**Problem**
Return only the number of lines in the data below where the word "name" appears.

**Entries from a dataset of interfaces**

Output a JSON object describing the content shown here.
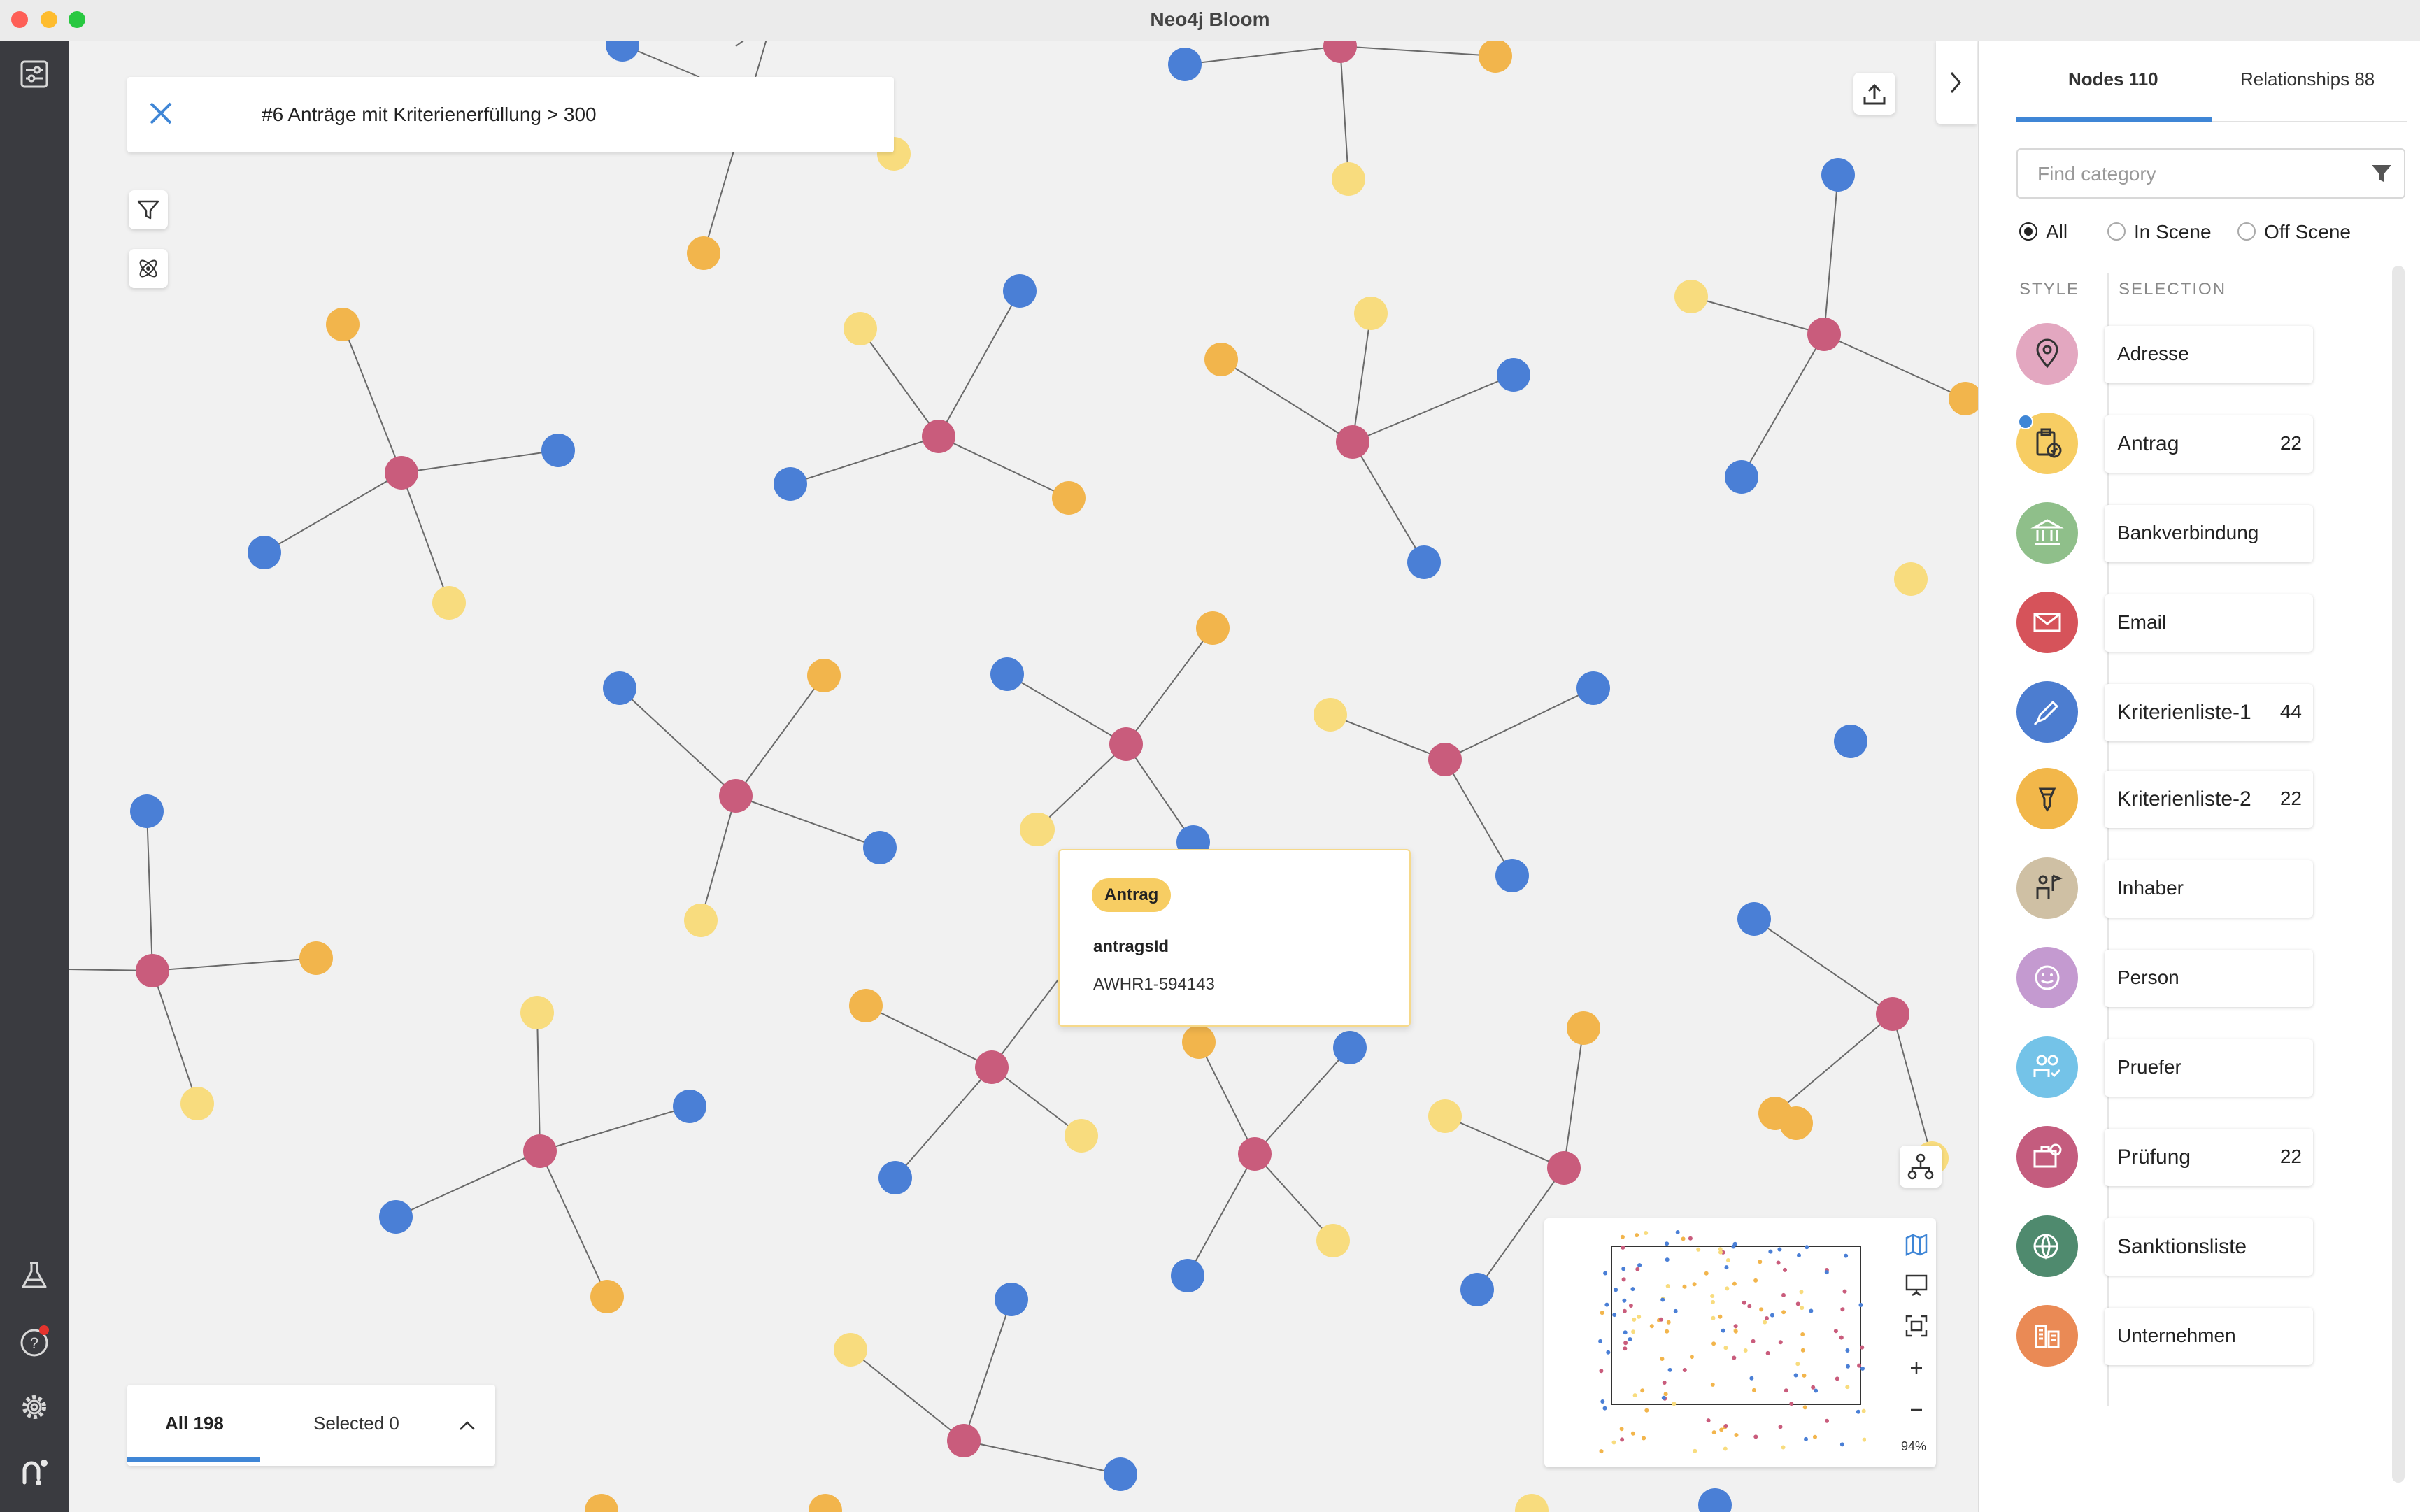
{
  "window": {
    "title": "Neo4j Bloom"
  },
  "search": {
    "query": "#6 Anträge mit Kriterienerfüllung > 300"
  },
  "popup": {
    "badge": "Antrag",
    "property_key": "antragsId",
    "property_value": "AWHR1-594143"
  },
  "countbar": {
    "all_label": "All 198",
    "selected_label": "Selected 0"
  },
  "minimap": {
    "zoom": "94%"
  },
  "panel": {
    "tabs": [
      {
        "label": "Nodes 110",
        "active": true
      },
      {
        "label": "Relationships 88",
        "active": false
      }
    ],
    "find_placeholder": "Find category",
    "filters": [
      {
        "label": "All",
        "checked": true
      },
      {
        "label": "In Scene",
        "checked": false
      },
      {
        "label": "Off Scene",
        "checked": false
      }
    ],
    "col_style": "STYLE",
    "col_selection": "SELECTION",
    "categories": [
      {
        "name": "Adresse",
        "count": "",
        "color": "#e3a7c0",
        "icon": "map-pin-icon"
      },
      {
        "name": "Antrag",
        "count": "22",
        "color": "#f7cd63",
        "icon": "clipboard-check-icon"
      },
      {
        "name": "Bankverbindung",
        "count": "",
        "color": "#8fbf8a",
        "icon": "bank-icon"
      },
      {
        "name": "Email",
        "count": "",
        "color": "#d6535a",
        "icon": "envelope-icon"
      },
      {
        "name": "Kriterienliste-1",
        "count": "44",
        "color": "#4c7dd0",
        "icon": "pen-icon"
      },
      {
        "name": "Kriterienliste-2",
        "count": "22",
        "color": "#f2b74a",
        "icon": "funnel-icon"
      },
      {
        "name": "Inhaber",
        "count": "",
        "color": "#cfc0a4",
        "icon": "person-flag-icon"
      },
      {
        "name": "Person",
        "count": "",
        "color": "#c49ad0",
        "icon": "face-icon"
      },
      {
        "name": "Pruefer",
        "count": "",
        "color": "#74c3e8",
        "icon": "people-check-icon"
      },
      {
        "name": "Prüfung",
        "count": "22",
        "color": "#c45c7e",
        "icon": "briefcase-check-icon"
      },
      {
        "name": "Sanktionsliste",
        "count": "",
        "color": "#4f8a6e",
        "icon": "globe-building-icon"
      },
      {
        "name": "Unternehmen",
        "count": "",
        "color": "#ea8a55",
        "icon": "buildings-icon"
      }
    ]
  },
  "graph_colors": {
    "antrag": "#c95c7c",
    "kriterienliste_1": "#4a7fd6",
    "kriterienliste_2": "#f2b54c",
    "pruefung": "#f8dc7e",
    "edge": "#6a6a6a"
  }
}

**Solution below**
12